◆ Exercise aim
An exact retyping of all lines below is the answer; pictures do not belong in it.

*** Opening Data supplied ***

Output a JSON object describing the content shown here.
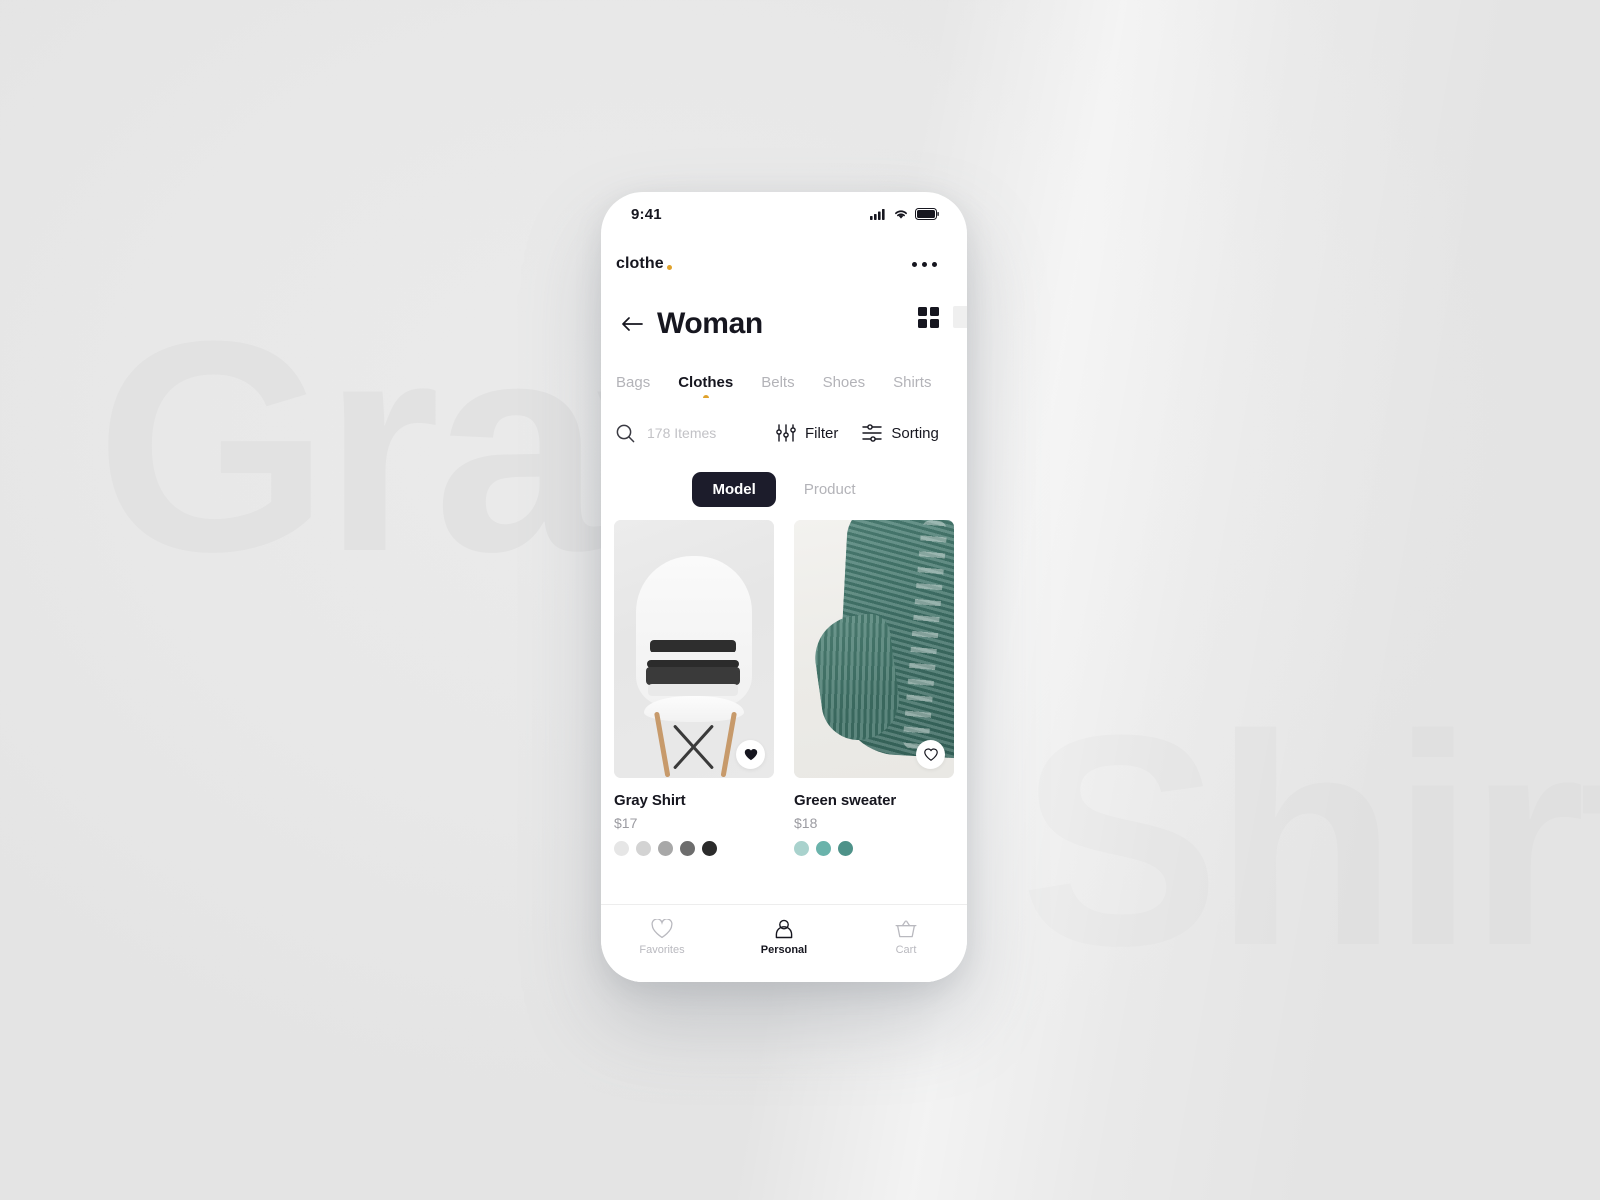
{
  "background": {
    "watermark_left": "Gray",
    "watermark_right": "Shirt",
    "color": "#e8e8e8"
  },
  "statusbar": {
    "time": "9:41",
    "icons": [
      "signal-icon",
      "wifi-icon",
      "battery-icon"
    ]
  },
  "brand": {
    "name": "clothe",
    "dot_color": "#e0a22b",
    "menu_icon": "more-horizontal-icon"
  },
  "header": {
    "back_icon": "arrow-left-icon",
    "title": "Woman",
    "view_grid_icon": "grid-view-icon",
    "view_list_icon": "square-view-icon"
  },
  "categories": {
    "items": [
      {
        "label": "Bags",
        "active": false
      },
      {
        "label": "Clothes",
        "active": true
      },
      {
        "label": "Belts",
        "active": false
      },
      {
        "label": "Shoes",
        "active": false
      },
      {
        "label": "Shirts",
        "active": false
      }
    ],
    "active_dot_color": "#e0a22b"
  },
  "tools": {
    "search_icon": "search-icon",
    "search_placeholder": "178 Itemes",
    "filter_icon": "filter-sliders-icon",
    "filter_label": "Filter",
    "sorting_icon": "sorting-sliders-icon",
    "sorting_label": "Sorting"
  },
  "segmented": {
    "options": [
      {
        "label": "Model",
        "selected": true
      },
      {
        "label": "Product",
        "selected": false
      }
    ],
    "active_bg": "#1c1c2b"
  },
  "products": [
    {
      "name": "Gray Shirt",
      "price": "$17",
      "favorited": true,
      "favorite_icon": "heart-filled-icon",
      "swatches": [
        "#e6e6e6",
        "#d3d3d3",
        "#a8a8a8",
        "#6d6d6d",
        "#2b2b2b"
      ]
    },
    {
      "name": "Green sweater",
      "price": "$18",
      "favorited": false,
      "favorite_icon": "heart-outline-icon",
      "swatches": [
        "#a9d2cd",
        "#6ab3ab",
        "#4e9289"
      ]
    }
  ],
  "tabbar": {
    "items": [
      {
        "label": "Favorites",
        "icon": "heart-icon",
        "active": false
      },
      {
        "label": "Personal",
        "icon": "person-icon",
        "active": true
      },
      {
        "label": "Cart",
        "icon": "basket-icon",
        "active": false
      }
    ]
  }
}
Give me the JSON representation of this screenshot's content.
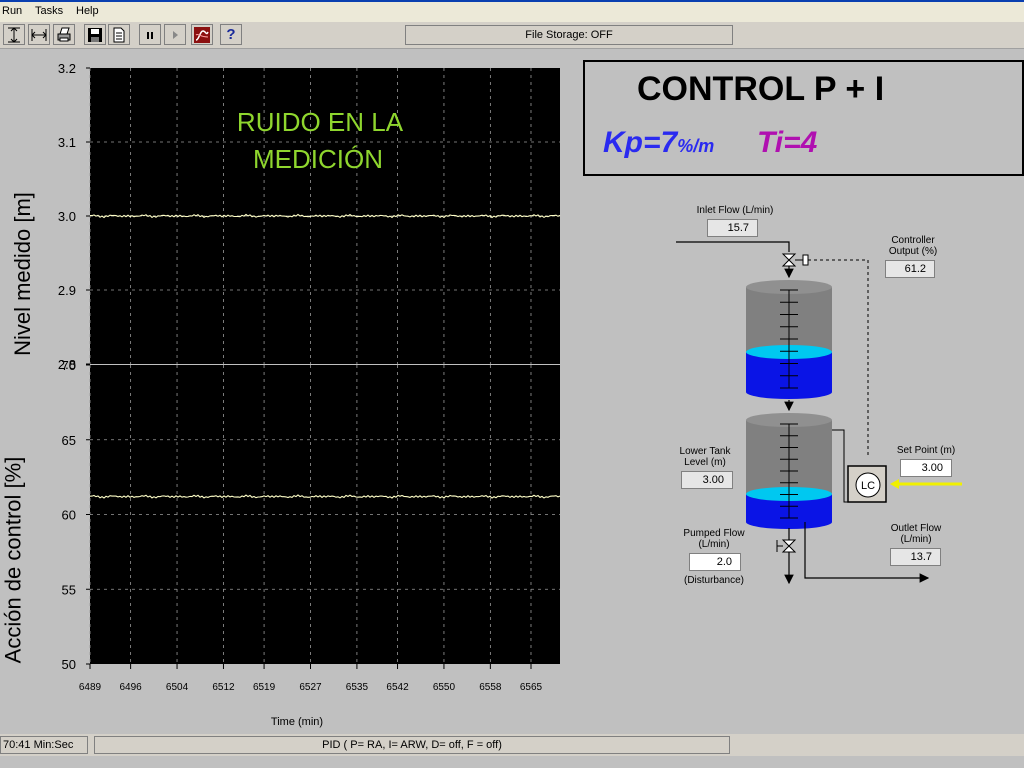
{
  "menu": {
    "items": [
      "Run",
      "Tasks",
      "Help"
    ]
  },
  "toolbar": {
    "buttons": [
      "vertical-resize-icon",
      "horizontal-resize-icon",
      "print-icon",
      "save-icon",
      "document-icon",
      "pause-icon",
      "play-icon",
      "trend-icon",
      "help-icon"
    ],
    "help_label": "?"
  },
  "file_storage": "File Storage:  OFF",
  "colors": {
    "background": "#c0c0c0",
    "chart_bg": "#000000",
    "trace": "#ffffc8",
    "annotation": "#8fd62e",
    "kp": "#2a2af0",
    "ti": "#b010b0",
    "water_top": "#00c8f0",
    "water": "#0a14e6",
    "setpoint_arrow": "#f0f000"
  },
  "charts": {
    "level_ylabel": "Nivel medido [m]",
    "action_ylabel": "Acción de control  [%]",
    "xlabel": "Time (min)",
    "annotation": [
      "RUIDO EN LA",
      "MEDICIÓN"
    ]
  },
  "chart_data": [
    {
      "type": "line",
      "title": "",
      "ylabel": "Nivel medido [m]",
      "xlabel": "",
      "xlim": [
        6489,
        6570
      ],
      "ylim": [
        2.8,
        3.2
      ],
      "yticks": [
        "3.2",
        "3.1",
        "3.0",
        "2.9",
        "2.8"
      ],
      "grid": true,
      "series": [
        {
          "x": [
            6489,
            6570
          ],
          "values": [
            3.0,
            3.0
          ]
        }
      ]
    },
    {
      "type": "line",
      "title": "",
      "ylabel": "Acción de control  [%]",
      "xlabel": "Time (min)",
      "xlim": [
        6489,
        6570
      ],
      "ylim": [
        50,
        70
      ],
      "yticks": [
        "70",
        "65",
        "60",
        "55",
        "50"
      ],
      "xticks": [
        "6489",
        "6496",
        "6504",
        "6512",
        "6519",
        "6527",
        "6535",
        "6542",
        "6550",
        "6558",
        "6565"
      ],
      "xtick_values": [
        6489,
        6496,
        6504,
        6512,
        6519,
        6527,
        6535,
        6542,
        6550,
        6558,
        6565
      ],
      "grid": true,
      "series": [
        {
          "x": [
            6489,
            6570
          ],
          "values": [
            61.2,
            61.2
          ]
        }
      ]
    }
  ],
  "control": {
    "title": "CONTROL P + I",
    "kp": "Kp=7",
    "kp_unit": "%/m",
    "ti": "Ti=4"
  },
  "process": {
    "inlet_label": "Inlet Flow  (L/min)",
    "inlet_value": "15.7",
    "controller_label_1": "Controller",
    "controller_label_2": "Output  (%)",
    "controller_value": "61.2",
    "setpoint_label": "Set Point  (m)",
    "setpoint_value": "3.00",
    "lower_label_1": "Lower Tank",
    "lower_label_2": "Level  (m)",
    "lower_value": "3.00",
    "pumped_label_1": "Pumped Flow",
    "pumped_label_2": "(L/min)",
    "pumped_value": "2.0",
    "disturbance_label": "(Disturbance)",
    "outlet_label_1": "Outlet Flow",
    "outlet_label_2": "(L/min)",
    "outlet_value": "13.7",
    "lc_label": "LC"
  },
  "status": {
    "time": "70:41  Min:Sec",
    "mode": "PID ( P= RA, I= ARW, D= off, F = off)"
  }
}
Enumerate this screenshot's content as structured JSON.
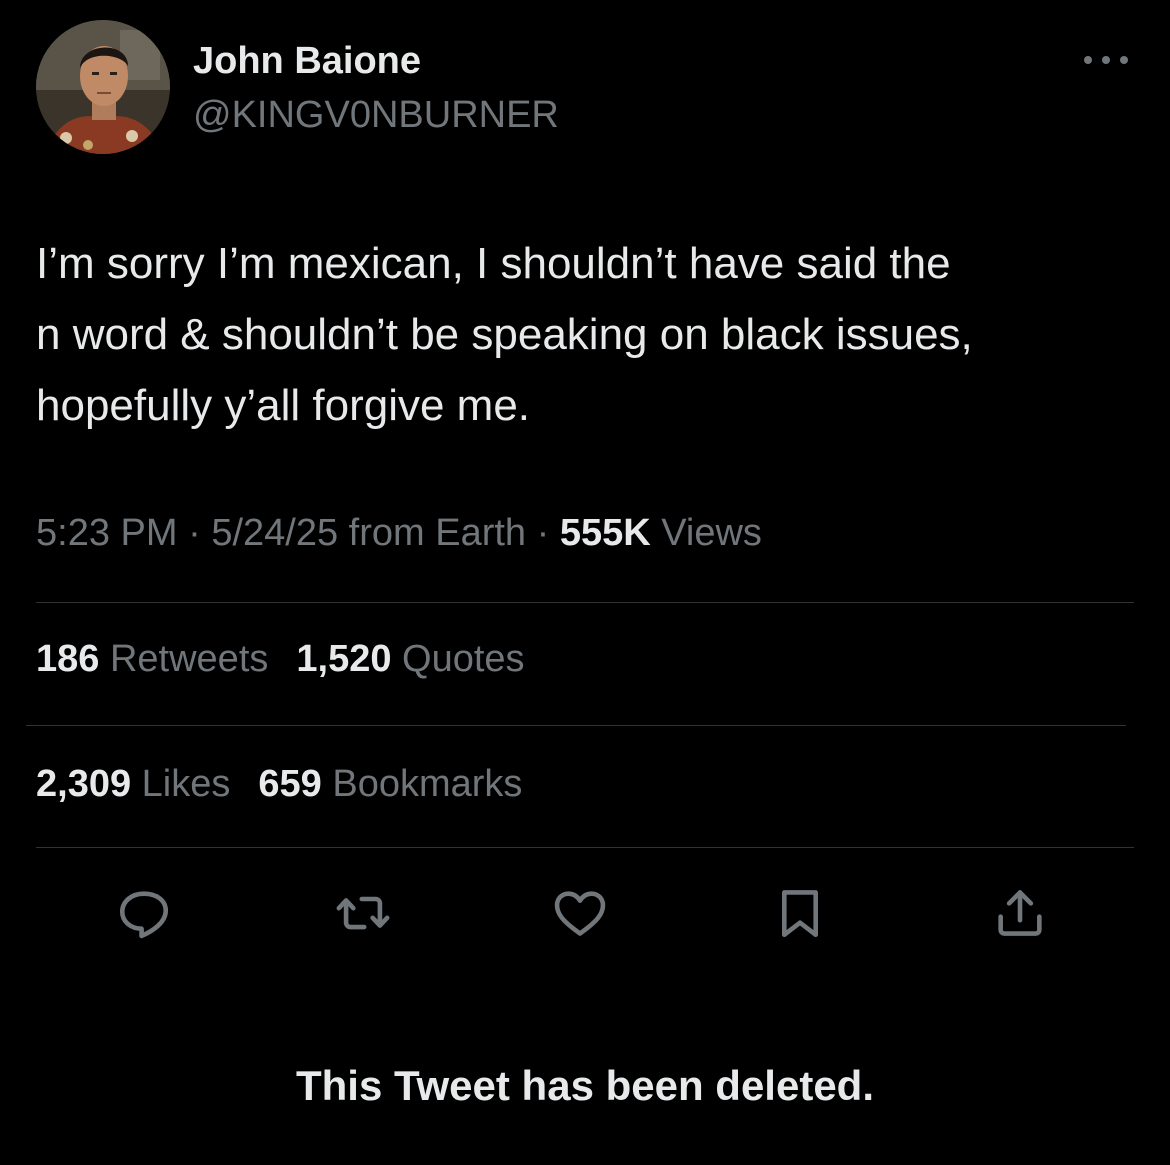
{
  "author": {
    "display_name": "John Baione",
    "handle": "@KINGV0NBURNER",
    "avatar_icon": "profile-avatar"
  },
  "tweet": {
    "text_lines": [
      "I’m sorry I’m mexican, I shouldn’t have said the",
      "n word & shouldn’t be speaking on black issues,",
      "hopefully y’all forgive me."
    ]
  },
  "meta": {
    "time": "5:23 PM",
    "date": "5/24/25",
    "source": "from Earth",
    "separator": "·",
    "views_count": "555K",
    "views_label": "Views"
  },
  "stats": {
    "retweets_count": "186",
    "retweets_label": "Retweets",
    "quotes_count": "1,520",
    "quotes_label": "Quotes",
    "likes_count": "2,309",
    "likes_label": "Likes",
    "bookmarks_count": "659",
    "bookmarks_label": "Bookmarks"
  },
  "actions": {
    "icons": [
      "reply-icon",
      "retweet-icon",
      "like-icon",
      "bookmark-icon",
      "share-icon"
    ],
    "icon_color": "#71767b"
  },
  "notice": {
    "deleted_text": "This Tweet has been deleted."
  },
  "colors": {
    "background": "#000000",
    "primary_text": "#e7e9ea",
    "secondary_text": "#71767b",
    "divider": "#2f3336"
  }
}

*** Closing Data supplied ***

◆ Solution
Output a JSON object describing the content shown here.
{
  "background": {
    "watermark_left": "Gray",
    "watermark_right": "Shirt",
    "color": "#e8e8e8"
  },
  "statusbar": {
    "time": "9:41",
    "icons": [
      "signal-icon",
      "wifi-icon",
      "battery-icon"
    ]
  },
  "brand": {
    "name": "clothe",
    "dot_color": "#e0a22b",
    "menu_icon": "more-horizontal-icon"
  },
  "header": {
    "back_icon": "arrow-left-icon",
    "title": "Woman",
    "view_grid_icon": "grid-view-icon",
    "view_list_icon": "square-view-icon"
  },
  "categories": {
    "items": [
      {
        "label": "Bags",
        "active": false
      },
      {
        "label": "Clothes",
        "active": true
      },
      {
        "label": "Belts",
        "active": false
      },
      {
        "label": "Shoes",
        "active": false
      },
      {
        "label": "Shirts",
        "active": false
      }
    ],
    "active_dot_color": "#e0a22b"
  },
  "tools": {
    "search_icon": "search-icon",
    "search_placeholder": "178 Itemes",
    "filter_icon": "filter-sliders-icon",
    "filter_label": "Filter",
    "sorting_icon": "sorting-sliders-icon",
    "sorting_label": "Sorting"
  },
  "segmented": {
    "options": [
      {
        "label": "Model",
        "selected": true
      },
      {
        "label": "Product",
        "selected": false
      }
    ],
    "active_bg": "#1c1c2b"
  },
  "products": [
    {
      "name": "Gray Shirt",
      "price": "$17",
      "favorited": true,
      "favorite_icon": "heart-filled-icon",
      "swatches": [
        "#e6e6e6",
        "#d3d3d3",
        "#a8a8a8",
        "#6d6d6d",
        "#2b2b2b"
      ]
    },
    {
      "name": "Green sweater",
      "price": "$18",
      "favorited": false,
      "favorite_icon": "heart-outline-icon",
      "swatches": [
        "#a9d2cd",
        "#6ab3ab",
        "#4e9289"
      ]
    }
  ],
  "tabbar": {
    "items": [
      {
        "label": "Favorites",
        "icon": "heart-icon",
        "active": false
      },
      {
        "label": "Personal",
        "icon": "person-icon",
        "active": true
      },
      {
        "label": "Cart",
        "icon": "basket-icon",
        "active": false
      }
    ]
  }
}
Give me the JSON representation of this screenshot's content.
{
  "menu": {
    "items": [
      "Run",
      "Tasks",
      "Help"
    ]
  },
  "toolbar": {
    "buttons": [
      "vertical-resize-icon",
      "horizontal-resize-icon",
      "print-icon",
      "save-icon",
      "document-icon",
      "pause-icon",
      "play-icon",
      "trend-icon",
      "help-icon"
    ],
    "help_label": "?"
  },
  "file_storage": "File Storage:  OFF",
  "colors": {
    "background": "#c0c0c0",
    "chart_bg": "#000000",
    "trace": "#ffffc8",
    "annotation": "#8fd62e",
    "kp": "#2a2af0",
    "ti": "#b010b0",
    "water_top": "#00c8f0",
    "water": "#0a14e6",
    "setpoint_arrow": "#f0f000"
  },
  "charts": {
    "level_ylabel": "Nivel medido [m]",
    "action_ylabel": "Acción de control  [%]",
    "xlabel": "Time (min)",
    "annotation": [
      "RUIDO EN LA",
      "MEDICIÓN"
    ]
  },
  "chart_data": [
    {
      "type": "line",
      "title": "",
      "ylabel": "Nivel medido [m]",
      "xlabel": "",
      "xlim": [
        6489,
        6570
      ],
      "ylim": [
        2.8,
        3.2
      ],
      "yticks": [
        "3.2",
        "3.1",
        "3.0",
        "2.9",
        "2.8"
      ],
      "grid": true,
      "series": [
        {
          "x": [
            6489,
            6570
          ],
          "values": [
            3.0,
            3.0
          ]
        }
      ]
    },
    {
      "type": "line",
      "title": "",
      "ylabel": "Acción de control  [%]",
      "xlabel": "Time (min)",
      "xlim": [
        6489,
        6570
      ],
      "ylim": [
        50,
        70
      ],
      "yticks": [
        "70",
        "65",
        "60",
        "55",
        "50"
      ],
      "xticks": [
        "6489",
        "6496",
        "6504",
        "6512",
        "6519",
        "6527",
        "6535",
        "6542",
        "6550",
        "6558",
        "6565"
      ],
      "xtick_values": [
        6489,
        6496,
        6504,
        6512,
        6519,
        6527,
        6535,
        6542,
        6550,
        6558,
        6565
      ],
      "grid": true,
      "series": [
        {
          "x": [
            6489,
            6570
          ],
          "values": [
            61.2,
            61.2
          ]
        }
      ]
    }
  ],
  "control": {
    "title": "CONTROL P + I",
    "kp": "Kp=7",
    "kp_unit": "%/m",
    "ti": "Ti=4"
  },
  "process": {
    "inlet_label": "Inlet Flow  (L/min)",
    "inlet_value": "15.7",
    "controller_label_1": "Controller",
    "controller_label_2": "Output  (%)",
    "controller_value": "61.2",
    "setpoint_label": "Set Point  (m)",
    "setpoint_value": "3.00",
    "lower_label_1": "Lower Tank",
    "lower_label_2": "Level  (m)",
    "lower_value": "3.00",
    "pumped_label_1": "Pumped Flow",
    "pumped_label_2": "(L/min)",
    "pumped_value": "2.0",
    "disturbance_label": "(Disturbance)",
    "outlet_label_1": "Outlet Flow",
    "outlet_label_2": "(L/min)",
    "outlet_value": "13.7",
    "lc_label": "LC"
  },
  "status": {
    "time": "70:41  Min:Sec",
    "mode": "PID ( P= RA, I= ARW, D= off, F = off)"
  }
}
Enumerate this screenshot's content as structured JSON.
{
  "author": {
    "display_name": "John Baione",
    "handle": "@KINGV0NBURNER",
    "avatar_icon": "profile-avatar"
  },
  "tweet": {
    "text_lines": [
      "I’m sorry I’m mexican, I shouldn’t have said the",
      "n word & shouldn’t be speaking on black issues,",
      "hopefully y’all forgive me."
    ]
  },
  "meta": {
    "time": "5:23 PM",
    "date": "5/24/25",
    "source": "from Earth",
    "separator": "·",
    "views_count": "555K",
    "views_label": "Views"
  },
  "stats": {
    "retweets_count": "186",
    "retweets_label": "Retweets",
    "quotes_count": "1,520",
    "quotes_label": "Quotes",
    "likes_count": "2,309",
    "likes_label": "Likes",
    "bookmarks_count": "659",
    "bookmarks_label": "Bookmarks"
  },
  "actions": {
    "icons": [
      "reply-icon",
      "retweet-icon",
      "like-icon",
      "bookmark-icon",
      "share-icon"
    ],
    "icon_color": "#71767b"
  },
  "notice": {
    "deleted_text": "This Tweet has been deleted."
  },
  "colors": {
    "background": "#000000",
    "primary_text": "#e7e9ea",
    "secondary_text": "#71767b",
    "divider": "#2f3336"
  }
}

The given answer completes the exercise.